Task description:
Report the tally of lines in the material below that have the string "user", with no other output.

Material to process:
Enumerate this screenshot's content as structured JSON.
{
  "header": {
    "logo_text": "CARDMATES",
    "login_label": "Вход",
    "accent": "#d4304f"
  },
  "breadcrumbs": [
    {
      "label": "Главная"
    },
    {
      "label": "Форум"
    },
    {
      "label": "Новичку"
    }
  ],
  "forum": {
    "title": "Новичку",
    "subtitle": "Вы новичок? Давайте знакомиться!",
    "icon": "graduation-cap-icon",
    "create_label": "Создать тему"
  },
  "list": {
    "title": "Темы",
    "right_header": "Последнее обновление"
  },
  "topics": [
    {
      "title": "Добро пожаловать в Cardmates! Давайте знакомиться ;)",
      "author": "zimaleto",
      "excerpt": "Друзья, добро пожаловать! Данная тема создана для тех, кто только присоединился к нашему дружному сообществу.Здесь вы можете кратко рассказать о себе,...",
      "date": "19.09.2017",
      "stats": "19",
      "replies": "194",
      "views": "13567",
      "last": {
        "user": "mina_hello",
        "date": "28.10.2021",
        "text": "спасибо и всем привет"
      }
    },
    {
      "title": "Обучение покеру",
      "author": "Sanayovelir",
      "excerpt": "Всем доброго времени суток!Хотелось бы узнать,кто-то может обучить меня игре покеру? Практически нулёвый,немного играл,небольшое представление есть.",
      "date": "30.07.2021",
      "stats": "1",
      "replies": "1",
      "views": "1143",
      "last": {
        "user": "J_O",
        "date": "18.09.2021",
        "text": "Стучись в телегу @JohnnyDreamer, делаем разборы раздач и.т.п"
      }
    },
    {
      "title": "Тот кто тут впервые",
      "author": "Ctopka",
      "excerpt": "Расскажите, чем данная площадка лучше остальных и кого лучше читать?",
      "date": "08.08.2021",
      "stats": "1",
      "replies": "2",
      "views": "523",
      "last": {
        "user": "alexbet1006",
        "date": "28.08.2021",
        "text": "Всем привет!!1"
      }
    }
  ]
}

Answer space:
3